What needs to be done:
Output all entries verbatim, dropping pictures.
-------- Dataset records --------
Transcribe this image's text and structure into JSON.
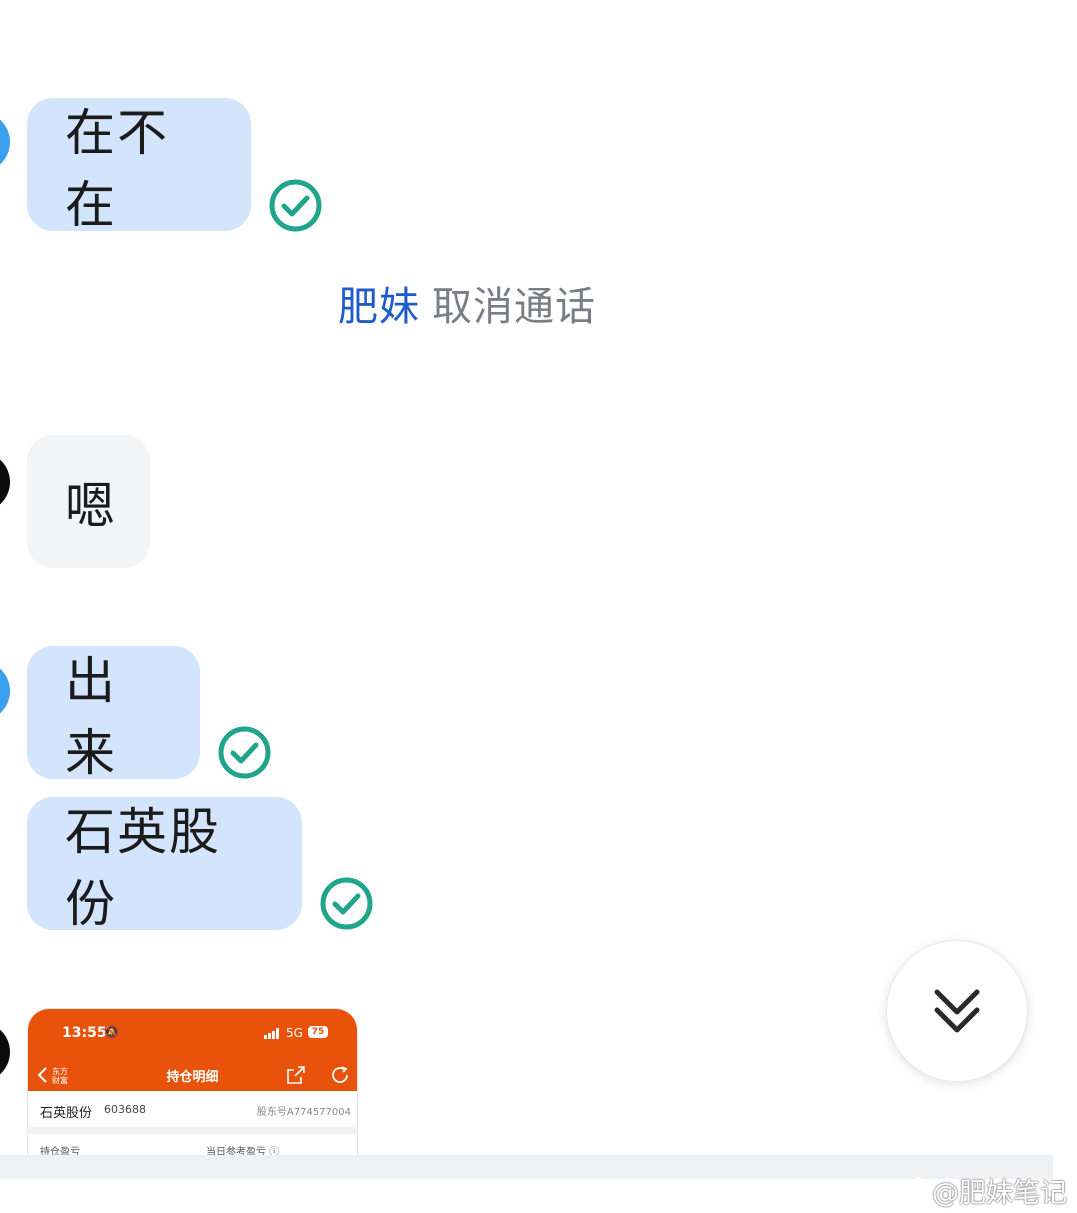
{
  "messages": [
    {
      "text": "在不在",
      "side": "mine"
    },
    {
      "system_name": "肥妹",
      "system_action": "取消通话"
    },
    {
      "text": "嗯",
      "side": "theirs"
    },
    {
      "text": "出来",
      "side": "mine"
    },
    {
      "text": "石英股份",
      "side": "mine"
    }
  ],
  "image_preview": {
    "time": "13:55",
    "network": "5G",
    "battery": "75",
    "logo_text": "东方财富",
    "title": "持仓明细",
    "stock_name": "石英股份",
    "stock_code": "603688",
    "holder_id": "股东号A774577004",
    "label_left": "持仓盈亏",
    "label_right": "当日参考盈亏 ⓘ"
  },
  "watermark": "@肥妹笔记",
  "colors": {
    "bubble_mine": "#d3e4fd",
    "bubble_theirs": "#f3f4f6",
    "check_green": "#21a38c",
    "system_name_blue": "#1f5bc9",
    "preview_orange": "#e8520b"
  },
  "icons": {
    "read_check": "check-circle-icon",
    "scroll_down": "double-chevron-down-icon",
    "weibo": "weibo-logo-icon"
  }
}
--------
Exercise output:
Transcribe this image's text and structure into JSON.
{
  "messages": [
    {
      "text": "在不在",
      "side": "mine"
    },
    {
      "system_name": "肥妹",
      "system_action": "取消通话"
    },
    {
      "text": "嗯",
      "side": "theirs"
    },
    {
      "text": "出来",
      "side": "mine"
    },
    {
      "text": "石英股份",
      "side": "mine"
    }
  ],
  "image_preview": {
    "time": "13:55",
    "network": "5G",
    "battery": "75",
    "logo_text": "东方财富",
    "title": "持仓明细",
    "stock_name": "石英股份",
    "stock_code": "603688",
    "holder_id": "股东号A774577004",
    "label_left": "持仓盈亏",
    "label_right": "当日参考盈亏 ⓘ"
  },
  "watermark": "@肥妹笔记",
  "colors": {
    "bubble_mine": "#d3e4fd",
    "bubble_theirs": "#f3f4f6",
    "check_green": "#21a38c",
    "system_name_blue": "#1f5bc9",
    "preview_orange": "#e8520b"
  },
  "icons": {
    "read_check": "check-circle-icon",
    "scroll_down": "double-chevron-down-icon",
    "weibo": "weibo-logo-icon"
  }
}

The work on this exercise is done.